Community groups in New Jersey and California are suing the EPA to force trash incinerators across the country — many of which are in predominantly minority communities — to emit less pollution into the air.

On occasion, one of the incinerators covered by those standards emitted pink or purple mist into the air over Newark, New Jersey.

The groups are requesting that a court order the EPA to update its standards for large incinerators, claiming that the agency was supposed to do so at least ten years ago.

The Ironbound Community Corporation of Newark, New Jersey, the East Yard Communities for Environmental Justice of Commerce, California, and the national Sierra Club are the plaintiffs in two separate lawsuits pursuing the same goal: a court order directing the EPA to act now to limit the amount of pollutants these incinerators can be allowed to emit.

“Eighty percent of these large incinerators are in environmental justice communities,” said Jonathan Smith, an attorney with the New York-based environmental group Earthjustice. “The EPA’s stated commitment to environmental justice has compelled it to finally update its emissions standards.”

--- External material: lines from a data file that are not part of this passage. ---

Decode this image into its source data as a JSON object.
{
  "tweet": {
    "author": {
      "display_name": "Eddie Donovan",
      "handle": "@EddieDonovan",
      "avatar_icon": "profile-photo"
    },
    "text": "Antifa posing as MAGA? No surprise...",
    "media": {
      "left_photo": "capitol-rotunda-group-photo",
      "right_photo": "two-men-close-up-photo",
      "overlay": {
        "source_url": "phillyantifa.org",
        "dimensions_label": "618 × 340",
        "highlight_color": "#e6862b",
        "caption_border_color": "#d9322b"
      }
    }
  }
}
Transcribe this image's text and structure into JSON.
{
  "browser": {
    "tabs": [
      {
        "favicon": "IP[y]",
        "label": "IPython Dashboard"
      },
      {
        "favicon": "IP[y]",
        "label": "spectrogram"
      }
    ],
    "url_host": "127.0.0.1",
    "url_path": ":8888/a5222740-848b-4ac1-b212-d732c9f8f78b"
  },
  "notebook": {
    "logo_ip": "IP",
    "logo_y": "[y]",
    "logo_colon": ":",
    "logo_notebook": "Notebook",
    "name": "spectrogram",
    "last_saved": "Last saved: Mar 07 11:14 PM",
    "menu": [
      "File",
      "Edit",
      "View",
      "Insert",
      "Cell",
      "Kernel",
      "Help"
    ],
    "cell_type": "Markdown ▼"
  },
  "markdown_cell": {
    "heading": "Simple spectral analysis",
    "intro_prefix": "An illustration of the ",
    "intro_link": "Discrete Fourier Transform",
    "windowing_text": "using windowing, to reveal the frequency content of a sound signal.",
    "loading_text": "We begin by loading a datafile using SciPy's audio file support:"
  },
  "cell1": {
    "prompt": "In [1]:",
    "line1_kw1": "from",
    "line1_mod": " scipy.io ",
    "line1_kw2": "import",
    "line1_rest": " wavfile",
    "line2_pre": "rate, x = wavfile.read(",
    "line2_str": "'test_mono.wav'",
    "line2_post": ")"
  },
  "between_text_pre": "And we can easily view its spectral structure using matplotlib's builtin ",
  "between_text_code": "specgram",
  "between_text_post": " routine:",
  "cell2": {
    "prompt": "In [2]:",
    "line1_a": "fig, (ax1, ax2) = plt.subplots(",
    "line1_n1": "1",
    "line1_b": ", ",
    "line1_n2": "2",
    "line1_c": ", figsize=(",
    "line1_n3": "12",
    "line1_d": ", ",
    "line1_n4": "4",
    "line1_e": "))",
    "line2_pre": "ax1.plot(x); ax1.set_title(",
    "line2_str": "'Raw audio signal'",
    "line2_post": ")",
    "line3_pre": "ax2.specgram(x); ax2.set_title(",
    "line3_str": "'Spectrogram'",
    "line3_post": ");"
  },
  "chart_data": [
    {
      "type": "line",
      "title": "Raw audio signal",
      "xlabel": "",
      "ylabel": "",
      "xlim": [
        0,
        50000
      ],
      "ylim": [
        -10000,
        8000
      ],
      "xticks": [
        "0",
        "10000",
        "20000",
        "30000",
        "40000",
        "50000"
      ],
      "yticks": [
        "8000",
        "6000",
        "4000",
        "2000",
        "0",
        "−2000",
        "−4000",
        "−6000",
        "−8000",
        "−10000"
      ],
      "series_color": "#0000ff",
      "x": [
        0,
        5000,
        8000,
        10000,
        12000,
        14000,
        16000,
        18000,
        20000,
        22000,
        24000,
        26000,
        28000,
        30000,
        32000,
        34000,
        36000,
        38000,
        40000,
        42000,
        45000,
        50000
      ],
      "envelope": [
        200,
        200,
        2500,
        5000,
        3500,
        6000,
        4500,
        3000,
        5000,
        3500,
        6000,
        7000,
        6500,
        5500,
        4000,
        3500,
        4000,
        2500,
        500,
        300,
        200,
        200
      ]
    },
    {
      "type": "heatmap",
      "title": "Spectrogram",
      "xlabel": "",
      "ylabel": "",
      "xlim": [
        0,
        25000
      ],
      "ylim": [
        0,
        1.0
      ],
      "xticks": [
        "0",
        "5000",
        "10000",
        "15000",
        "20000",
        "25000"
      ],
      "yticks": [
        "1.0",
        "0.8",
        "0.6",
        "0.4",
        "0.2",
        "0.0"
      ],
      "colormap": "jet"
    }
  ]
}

“We’ve discovered a consistent pattern of these facilities, many of them old, being located in environmental justice communities,” said Ana Baptista, an environmental justice expert at The New School in New York and a member of the Ironbound board. “These lawsuits are critical in addressing that.”

Environmental justice refers to a movement that seeks to ensure that minority communities that are already disproportionately burdened by pollution sources are not subjected to additional ones, as well as to reduce existing sources.

The lawsuits were filed on Jan. 13 in federal district court in Washington, and on Dec. 21 in a Washington appeals court.

The lawsuits claim that the Clean Air Act was violated. According to one of the lawsuits, amendments to the law in 1990 obligated the EPA to set performance standards for large incinerators that burn 250 or more tons of trash per day, and then to update those standards every five years.

The most recent deadline for an update was in 2011, but the EPA has allegedly failed to act, according to the lawsuit.

East Yard Communities for Environmental Justice is active in Los Angeles’ eastern and southeastern neighborhoods, as well as Long Beach, California. In addition to community programs, it opposes incinerators and claims to have played “an integral role” in the advocacy that resulted in the closure of an incinerator in Commerce, California in 2018.

The Ironbound Community Corporation is a large social service provider in a section of Newark, New Jersey named after the railroad tracks that run along three sides of the neighborhood. It aided in the postponement of a sewage utility’s plan to build a backup power plant in an area already plagued by pollution and poor air quality earlier this month.

Baptista grew up in that area, which he describes as frequently stinky and heavily industrialized.

In 2020, she was driving to her parents’ house when she noticed something strange coming from the smokestack of the Newark incinerator.

“I saw bright pink smoke coming out of it,” she said. “At first I was like, ‘Is this some kind of breast cancer awareness thing they were doing, some kind of sick joke?’”

According to Covanta, the facility’s operator, the tainted smoke was caused by the plant accidentally burning materials containing iodine from a Newark chemical company. In a report to New Jersey environmental regulators, the company stated that several instances of pinkish or purple mist occurred between 2018 and 2020 as a result of iodine-containing material, and that it has stopped accepting such material.

The EPA standards apply to four New Jersey trash incinerators in Newark, Camden, Rahway, and Westville in Gloucester County, according to Smith. In California, similar incinerators can be found in Long Beach and Crows Landing, near Modesto.

The companies that run the incinerators claim that they all meet current federal environmental standards. One of the lawsuits notes 2007 litigation in which it says the EPA agreed to review its incinerator standards, and a 2008 court order sending the matter back to EPA for a second look.

“Over 13 years have passed since the court’s remand with no action from EPA to review or update its standards,” the lawsuit read.